Back to overview

Carbohydrates and sugars in 100% fruit juice
Carbohydrates and sugars

Notice:

The information provided on this page is aimed at healthcare professionals and affiliated audiences. Please seek advice from your medical professional before making dietary changes.

The carbohydrates in 100% fruit juice, including the sugars, are naturally occurring and come from the whole fruit from which it is squeezed.1

Juice fact:

Legally, 100% fruit juice can never contain added sugars. It is prohibited by law, whether the fruit juice comes from concentrate or not.1 In European law, if it says ‘fruit juice’, ‘pure fruit juice’ or 100% fruit juice on the packaging, that’s what it is, and only that.

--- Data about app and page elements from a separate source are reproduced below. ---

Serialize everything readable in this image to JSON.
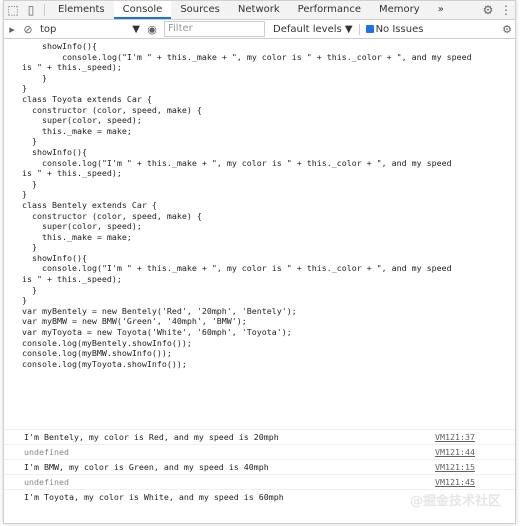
{
  "tabs": {
    "elements": "Elements",
    "console": "Console",
    "sources": "Sources",
    "network": "Network",
    "performance": "Performance",
    "memory": "Memory",
    "more": "»"
  },
  "toolbar": {
    "context": "top",
    "filter_placeholder": "Filter",
    "levels": "Default levels ▼",
    "issues": "No Issues"
  },
  "code_lines": [
    "showInfo(){",
    "    console.log(\"I'm \" + this._make + \", my color is \" + this._color + \", and my speed",
    "is \" + this._speed);",
    "}",
    "}",
    "",
    "class Toyota extends Car {",
    "    constructor (color, speed, make) {",
    "        super(color, speed);",
    "        this._make = make;",
    "    }",
    "",
    "    showInfo(){",
    "        console.log(\"I'm \" + this._make + \", my color is \" + this._color + \", and my speed",
    "is \" + this._speed);",
    "    }",
    "}",
    "",
    "class Bentely extends Car {",
    "    constructor (color, speed, make) {",
    "        super(color, speed);",
    "        this._make = make;",
    "    }",
    "",
    "    showInfo(){",
    "        console.log(\"I'm \" + this._make + \", my color is \" + this._color + \", and my speed",
    "is \" + this._speed);",
    "    }",
    "}",
    "",
    "var myBentely = new Bentely('Red', '20mph', 'Bentely');",
    "var myBMW = new BMW('Green', '40mph', 'BMW');",
    "var myToyota = new Toyota('White', '60mph', 'Toyota');",
    "console.log(myBentely.showInfo());",
    "console.log(myBMW.showInfo());",
    "console.log(myToyota.showInfo());"
  ],
  "outputs": [
    {
      "text": "I'm Bentely, my color is Red, and my speed is 20mph",
      "source": "VM121:37"
    },
    {
      "text": "undefined",
      "source": "VM121:44"
    },
    {
      "text": "I'm BMW, my color is Green, and my speed is 40mph",
      "source": "VM121:15"
    },
    {
      "text": "undefined",
      "source": "VM121:45"
    },
    {
      "text": "I'm Toyota, my color is White, and my speed is 60mph",
      "source": ""
    }
  ],
  "watermark": "@掘金技术社区"
}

Why do we use the term ‘sugars’ instead of ‘sugar’?

The plural ‘sugars’ is often used in place of ‘sugar’ to recognise that there is a mix of different naturally-occurring sugars in various fruit juices: fructose, glucose and sucrose, for example.

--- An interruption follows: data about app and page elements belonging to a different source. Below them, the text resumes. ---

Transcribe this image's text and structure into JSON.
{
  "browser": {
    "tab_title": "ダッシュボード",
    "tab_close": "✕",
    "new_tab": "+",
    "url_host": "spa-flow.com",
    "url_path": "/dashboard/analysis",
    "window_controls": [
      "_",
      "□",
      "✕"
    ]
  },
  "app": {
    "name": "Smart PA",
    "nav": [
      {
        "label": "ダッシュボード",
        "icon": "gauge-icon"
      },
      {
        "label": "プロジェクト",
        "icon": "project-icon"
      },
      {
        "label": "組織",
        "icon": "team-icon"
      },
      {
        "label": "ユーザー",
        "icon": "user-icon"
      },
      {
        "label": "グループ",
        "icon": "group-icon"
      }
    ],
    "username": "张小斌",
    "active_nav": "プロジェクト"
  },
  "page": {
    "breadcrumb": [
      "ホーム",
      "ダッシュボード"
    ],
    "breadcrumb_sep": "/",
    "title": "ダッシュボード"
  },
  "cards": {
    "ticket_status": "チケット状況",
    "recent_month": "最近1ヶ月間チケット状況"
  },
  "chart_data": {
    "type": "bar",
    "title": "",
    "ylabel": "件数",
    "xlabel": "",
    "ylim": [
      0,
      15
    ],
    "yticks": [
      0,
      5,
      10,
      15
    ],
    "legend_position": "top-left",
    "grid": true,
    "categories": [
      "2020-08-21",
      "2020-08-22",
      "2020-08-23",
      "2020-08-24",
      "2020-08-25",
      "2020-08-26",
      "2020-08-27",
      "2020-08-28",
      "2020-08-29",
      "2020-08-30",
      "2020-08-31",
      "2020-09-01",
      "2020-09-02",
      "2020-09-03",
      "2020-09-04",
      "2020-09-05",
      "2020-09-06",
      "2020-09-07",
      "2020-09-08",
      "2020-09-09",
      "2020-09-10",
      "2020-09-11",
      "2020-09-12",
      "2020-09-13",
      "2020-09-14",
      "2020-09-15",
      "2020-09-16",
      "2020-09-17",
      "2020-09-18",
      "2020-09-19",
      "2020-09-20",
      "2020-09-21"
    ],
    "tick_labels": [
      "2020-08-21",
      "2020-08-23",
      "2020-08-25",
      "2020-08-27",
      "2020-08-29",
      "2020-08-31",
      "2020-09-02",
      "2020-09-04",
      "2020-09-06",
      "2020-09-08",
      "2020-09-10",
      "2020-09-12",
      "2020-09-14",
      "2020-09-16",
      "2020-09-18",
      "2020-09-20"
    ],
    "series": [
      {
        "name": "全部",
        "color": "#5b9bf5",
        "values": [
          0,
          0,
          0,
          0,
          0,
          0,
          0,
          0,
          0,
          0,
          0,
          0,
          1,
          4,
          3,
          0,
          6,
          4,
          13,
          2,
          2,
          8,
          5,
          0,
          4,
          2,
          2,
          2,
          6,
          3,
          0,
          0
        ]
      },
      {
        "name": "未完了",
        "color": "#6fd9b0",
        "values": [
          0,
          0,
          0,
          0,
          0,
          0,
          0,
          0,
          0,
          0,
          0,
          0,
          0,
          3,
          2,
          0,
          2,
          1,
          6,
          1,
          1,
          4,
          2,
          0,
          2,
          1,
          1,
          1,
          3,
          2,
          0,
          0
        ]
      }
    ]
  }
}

Are natural sugars better?

Too much sugar, no matter in which food, is not good for health, so it’s important to know how much is in food and drink.

How much sugar is in fruit juice?

Fruit juice contains around 10% sugar, which means one small glass of 150ml contains an average of 15g of sugars.2 (Learn more about what's inside fruit juice in our Nutrient Chart.)

To find out more on the sugars in fruit juice, take a look at our factsheet on the sugar profile of 100% orange juice as well as one on the nutritional profile of 100% orange juice.

To put the sugars in juice into perspective, in total, a 150ml glass of orange juice is equivalent to just 3% of the recommended calorie intake for an average 2000 Kcal diet.2

While orange juice and other juices are nutrient rich (for example, 100ml of 100% orange juice contains around 220mg of micronutrients) it’s always important to consume in moderation, like a small glass a day.

 

 

REFERENCES:

 1. Official Journal of the European Union. Directive 2012/12/EU of the European Parliament and of the Council. Available at: http://eur-lex.europa.eu/LexUriServ/LexUriServ.do?uri=OJ:L:2012:115:0001:0011:EN:PDF [Last accessed 8 February 2017]
2. UK Department of Health. Nutrient analysis of fruit and vegetables. Available at: https://www.gov.uk/government/uploads/system/uploads/attachment_data/file/167942/Nutrient_analysis_of_fruit_and_vegetables_-_Summary_Report.pdf  [Last accessed 8 February 2017]

carbohydrates_sugar.jpg